* WHAT YOU ARE ASKED TO DO *
Provide only the number of lines in the following data that contain "label".

* LISTED RECORDS *

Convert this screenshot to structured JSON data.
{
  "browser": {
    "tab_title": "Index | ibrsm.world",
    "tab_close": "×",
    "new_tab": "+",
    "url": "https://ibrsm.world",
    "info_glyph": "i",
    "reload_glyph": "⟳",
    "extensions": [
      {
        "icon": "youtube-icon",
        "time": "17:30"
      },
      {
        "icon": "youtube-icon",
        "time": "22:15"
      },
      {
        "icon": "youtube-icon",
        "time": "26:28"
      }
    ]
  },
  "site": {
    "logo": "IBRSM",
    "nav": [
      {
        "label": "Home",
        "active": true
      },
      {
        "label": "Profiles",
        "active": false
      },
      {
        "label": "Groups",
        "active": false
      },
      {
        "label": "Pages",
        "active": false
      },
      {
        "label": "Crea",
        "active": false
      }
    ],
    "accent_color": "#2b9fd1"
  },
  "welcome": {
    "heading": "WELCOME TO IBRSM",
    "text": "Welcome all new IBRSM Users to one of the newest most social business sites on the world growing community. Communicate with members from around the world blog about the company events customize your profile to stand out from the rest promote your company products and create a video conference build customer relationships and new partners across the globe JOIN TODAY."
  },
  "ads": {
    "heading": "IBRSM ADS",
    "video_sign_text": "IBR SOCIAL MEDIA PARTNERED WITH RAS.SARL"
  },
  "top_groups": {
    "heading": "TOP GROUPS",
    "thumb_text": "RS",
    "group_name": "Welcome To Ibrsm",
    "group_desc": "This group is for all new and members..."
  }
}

* REPLY TO THE TASK *
5